• Requirement
Reproduce verbatim all of the data given below, but do not carry over the images.

• Exercise material
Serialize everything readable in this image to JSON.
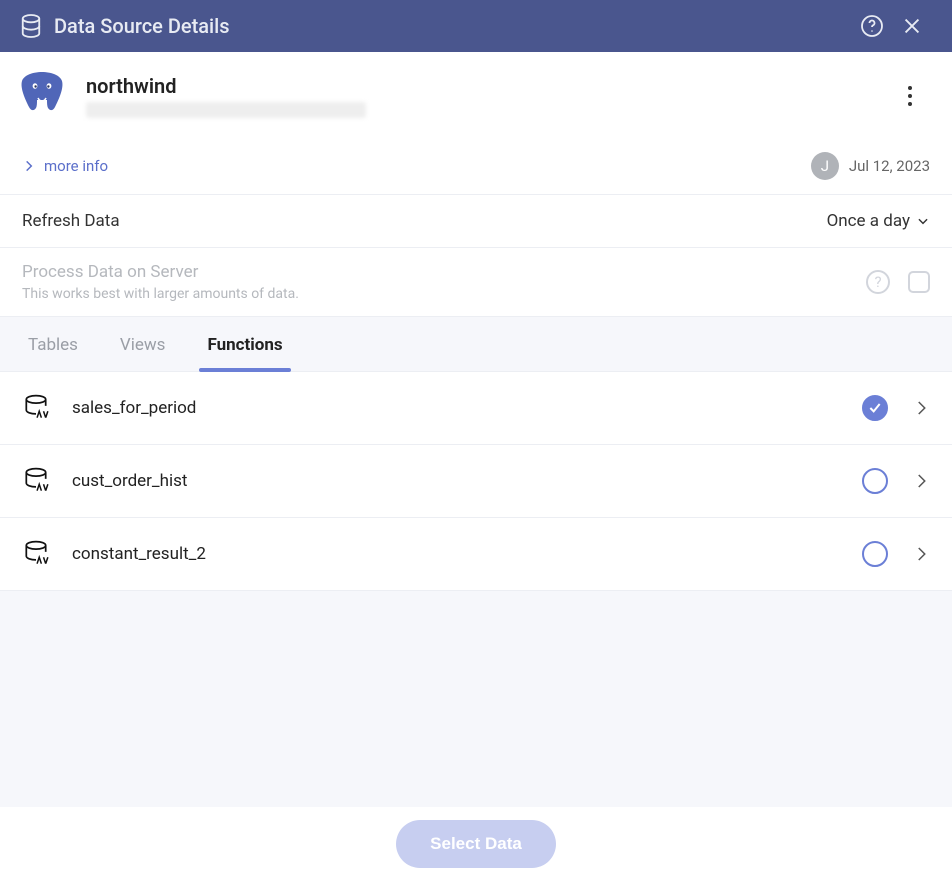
{
  "header": {
    "title": "Data Source Details"
  },
  "datasource": {
    "name": "northwind",
    "more_info_label": "more info",
    "avatar_initial": "J",
    "date": "Jul 12, 2023"
  },
  "refresh": {
    "label": "Refresh Data",
    "frequency": "Once a day"
  },
  "process": {
    "title": "Process Data on Server",
    "subtitle": "This works best with larger amounts of data."
  },
  "tabs": {
    "tables": "Tables",
    "views": "Views",
    "functions": "Functions"
  },
  "functions": {
    "items": [
      {
        "name": "sales_for_period",
        "selected": true
      },
      {
        "name": "cust_order_hist",
        "selected": false
      },
      {
        "name": "constant_result_2",
        "selected": false
      }
    ]
  },
  "footer": {
    "select_button": "Select Data"
  }
}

• Solution
Serialize everything readable in this image to JSON.
{
  "header": {
    "title": "Data Source Details"
  },
  "datasource": {
    "name": "northwind",
    "more_info_label": "more info",
    "avatar_initial": "J",
    "date": "Jul 12, 2023"
  },
  "refresh": {
    "label": "Refresh Data",
    "frequency": "Once a day"
  },
  "process": {
    "title": "Process Data on Server",
    "subtitle": "This works best with larger amounts of data."
  },
  "tabs": {
    "tables": "Tables",
    "views": "Views",
    "functions": "Functions"
  },
  "functions": {
    "items": [
      {
        "name": "sales_for_period",
        "selected": true
      },
      {
        "name": "cust_order_hist",
        "selected": false
      },
      {
        "name": "constant_result_2",
        "selected": false
      }
    ]
  },
  "footer": {
    "select_button": "Select Data"
  }
}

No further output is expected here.